It wasn’t long before the shop was forced to close, at which point Ingolf used the money he had saved to buy it for a fraction of what it was worth. Remembering a few lessons in wood carving from his youth, as well as with help from a man at the general store who had always been grateful for his business and the tress he would supply, he eventually became a skilled craftsman in his own right. Keeping costs low with few employees and supplying lumber by himself from the forest, he managed to turn the business around.
After a few years, he decided to expand, competing with another craftsman in town in what was supposed to be a mock rivalry to drive up both their sales. However, it was anything but a friendly game for Ingolf, undercutting the competition as a way to draw business away from them, forcing them to close after only a few months, at which point he bought the store and expanded his brand.
His success only increasing, he had begun to spread across the rest of the country, under the name “JotenCraft.” Businesses began to notice his success, even successful companies like Ikea feeling that his success may be a bit of a drain on their profits. It wasn’t long before he was receiving offers to buy his stores. He continually refused, making the incredibly bold decision to expand into pottery as an act of defiance. Like his furniture, the clay was procured by him from the resources of the forest, crafted by him and his workers.
His business was expanding now, earning him more money than even he initially expected.

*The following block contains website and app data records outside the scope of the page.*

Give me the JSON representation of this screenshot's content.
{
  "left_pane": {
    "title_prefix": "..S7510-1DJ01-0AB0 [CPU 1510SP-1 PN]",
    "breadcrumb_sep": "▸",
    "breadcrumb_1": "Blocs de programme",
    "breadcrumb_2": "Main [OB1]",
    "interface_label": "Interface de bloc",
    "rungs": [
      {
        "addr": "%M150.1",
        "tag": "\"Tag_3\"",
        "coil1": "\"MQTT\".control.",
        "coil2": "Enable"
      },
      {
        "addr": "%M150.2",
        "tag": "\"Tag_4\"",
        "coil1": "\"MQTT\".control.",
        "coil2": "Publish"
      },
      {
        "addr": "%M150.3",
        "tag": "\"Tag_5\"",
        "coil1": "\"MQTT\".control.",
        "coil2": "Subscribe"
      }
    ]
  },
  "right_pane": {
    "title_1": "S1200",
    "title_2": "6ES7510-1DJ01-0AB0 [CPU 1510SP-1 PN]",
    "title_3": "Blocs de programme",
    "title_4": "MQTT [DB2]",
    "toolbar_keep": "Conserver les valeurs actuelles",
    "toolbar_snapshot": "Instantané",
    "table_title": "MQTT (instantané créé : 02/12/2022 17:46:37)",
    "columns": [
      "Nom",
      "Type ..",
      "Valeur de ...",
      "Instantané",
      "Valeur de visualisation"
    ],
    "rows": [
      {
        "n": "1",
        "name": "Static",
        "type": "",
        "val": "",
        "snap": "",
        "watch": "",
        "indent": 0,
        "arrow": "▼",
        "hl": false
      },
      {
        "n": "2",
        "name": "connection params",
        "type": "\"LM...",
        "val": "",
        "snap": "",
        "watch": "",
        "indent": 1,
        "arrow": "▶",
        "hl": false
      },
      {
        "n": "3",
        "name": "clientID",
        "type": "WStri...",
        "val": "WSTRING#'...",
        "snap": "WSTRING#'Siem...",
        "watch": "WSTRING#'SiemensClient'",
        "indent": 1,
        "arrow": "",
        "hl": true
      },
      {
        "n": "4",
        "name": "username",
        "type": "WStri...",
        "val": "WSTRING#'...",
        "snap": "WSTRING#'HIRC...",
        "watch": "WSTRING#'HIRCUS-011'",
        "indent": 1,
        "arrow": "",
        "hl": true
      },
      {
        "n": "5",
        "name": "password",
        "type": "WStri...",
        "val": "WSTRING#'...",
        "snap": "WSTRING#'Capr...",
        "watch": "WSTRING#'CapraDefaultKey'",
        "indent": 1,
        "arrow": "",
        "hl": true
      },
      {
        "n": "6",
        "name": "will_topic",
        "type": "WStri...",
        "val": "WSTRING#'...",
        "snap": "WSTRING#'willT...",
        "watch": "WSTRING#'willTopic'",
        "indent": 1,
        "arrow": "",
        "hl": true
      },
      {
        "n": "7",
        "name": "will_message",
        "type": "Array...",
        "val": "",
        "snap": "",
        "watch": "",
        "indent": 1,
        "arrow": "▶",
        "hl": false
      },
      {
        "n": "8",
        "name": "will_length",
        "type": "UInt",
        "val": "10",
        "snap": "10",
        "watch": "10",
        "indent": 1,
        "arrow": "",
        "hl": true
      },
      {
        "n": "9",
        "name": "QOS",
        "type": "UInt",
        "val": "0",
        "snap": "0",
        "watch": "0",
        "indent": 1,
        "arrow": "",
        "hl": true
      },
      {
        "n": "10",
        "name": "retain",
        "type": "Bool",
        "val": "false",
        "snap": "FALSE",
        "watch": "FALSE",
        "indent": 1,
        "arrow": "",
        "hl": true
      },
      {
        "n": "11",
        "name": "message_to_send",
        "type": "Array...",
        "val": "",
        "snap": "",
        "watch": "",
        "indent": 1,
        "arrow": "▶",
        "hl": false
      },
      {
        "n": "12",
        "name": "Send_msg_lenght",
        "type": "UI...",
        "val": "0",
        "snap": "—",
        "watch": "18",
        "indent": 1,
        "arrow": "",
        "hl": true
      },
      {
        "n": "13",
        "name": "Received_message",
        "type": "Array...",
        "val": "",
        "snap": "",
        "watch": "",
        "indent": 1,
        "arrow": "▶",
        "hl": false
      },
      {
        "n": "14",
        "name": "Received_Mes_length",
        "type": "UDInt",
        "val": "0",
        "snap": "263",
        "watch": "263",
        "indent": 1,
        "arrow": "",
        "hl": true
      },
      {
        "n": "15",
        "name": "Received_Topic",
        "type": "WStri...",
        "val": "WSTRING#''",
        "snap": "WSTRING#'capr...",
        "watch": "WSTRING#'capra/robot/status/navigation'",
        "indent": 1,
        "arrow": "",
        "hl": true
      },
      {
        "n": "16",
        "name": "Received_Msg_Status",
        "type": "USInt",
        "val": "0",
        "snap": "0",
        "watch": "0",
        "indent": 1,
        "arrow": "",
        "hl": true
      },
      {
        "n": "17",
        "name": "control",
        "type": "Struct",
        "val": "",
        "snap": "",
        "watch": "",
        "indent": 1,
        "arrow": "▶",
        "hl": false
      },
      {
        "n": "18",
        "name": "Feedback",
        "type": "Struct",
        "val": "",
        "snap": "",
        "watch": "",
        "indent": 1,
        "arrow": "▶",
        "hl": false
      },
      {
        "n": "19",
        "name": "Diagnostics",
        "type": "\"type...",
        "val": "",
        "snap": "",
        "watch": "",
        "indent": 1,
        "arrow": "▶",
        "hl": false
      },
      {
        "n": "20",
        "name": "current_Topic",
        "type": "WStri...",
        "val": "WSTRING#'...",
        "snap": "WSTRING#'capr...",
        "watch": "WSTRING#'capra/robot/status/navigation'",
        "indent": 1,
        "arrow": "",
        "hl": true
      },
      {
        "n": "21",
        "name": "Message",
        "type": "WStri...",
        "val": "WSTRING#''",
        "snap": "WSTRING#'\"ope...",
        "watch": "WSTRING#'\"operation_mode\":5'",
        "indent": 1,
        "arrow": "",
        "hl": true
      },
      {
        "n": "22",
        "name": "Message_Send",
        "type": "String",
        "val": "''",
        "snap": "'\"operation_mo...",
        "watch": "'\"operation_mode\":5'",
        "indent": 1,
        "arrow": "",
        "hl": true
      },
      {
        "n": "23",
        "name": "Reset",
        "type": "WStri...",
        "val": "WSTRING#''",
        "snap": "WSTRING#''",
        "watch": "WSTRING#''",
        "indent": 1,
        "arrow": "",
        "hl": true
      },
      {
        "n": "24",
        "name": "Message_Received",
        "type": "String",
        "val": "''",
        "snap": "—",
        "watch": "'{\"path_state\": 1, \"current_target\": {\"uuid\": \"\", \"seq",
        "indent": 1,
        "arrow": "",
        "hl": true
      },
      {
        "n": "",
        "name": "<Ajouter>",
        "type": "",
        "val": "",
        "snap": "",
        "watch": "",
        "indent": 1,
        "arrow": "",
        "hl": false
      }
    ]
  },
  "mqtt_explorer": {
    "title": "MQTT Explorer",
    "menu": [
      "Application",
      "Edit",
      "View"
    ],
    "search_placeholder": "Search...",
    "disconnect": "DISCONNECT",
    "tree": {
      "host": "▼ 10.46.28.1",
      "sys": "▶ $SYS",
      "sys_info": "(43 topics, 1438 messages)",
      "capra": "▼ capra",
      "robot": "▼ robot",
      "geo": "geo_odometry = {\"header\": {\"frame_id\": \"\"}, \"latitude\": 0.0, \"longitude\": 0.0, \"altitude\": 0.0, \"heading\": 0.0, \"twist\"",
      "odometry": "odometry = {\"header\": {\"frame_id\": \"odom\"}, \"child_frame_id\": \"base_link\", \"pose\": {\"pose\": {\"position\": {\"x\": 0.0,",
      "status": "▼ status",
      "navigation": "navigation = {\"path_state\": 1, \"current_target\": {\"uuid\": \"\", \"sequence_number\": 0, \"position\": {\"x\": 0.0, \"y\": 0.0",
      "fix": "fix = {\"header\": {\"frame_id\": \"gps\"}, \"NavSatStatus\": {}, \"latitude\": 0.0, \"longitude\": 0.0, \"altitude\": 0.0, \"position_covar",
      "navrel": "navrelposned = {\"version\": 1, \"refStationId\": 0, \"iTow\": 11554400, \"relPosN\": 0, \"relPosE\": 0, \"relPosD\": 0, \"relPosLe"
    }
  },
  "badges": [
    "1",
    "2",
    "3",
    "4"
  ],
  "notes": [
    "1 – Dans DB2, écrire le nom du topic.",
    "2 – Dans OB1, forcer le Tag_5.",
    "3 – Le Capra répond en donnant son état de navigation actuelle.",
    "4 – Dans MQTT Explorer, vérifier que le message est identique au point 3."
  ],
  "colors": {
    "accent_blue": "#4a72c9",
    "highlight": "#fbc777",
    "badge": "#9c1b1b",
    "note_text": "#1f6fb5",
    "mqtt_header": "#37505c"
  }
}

Now 25, he felt it was time he finally became known by the world as the important person he knew he could be. Learning German within the year, he set up contracts with various companies in the country to sell his products abroad, with the condition being that his brand be visible. At this point, he began attending various universities with the money he had earned, learning various subjects and expanding knowledge before moving on to another. With his hard work, he graduated a year earlier than expected, all while continuing to run his company, though more hands-off than before.
School had given him the opportunity to expand his repertoire of language, motivating him to expand his company once more. However, rather than contact other companies to sell his product for him, he cut off contact with the German group completely to make his own business. While a small office building in a large Norwegian city was where it began, it quickly grew within the next nine years to be one of the largest furniture and pottery stores in the world. While this was happening, he slowly and quietly began to acquire various failing businesses in different parts of the world, repurposing them and slapping his brand across it. For whatever reason, his hand always seemed to bring success to an otherwise failing endeavor. It wouldn’t be long before he became known among groups like Walmart and Coca-Cola as some of the most prominent and successful brands in the world.
(Furniture being the main business, but while that was growing, he also began expansion until it all came to a head in 2013, if that wasn’t clear enough.)
Last edited by John Smith on Mon Aug 11, 2014 10:54 pm; edited 1 time in total
Mission Count Mags -
A. Rifle: 4 magazines
M26 Modular Accessory Shotgun System: 2 magazines
Pistol: 4 magazines.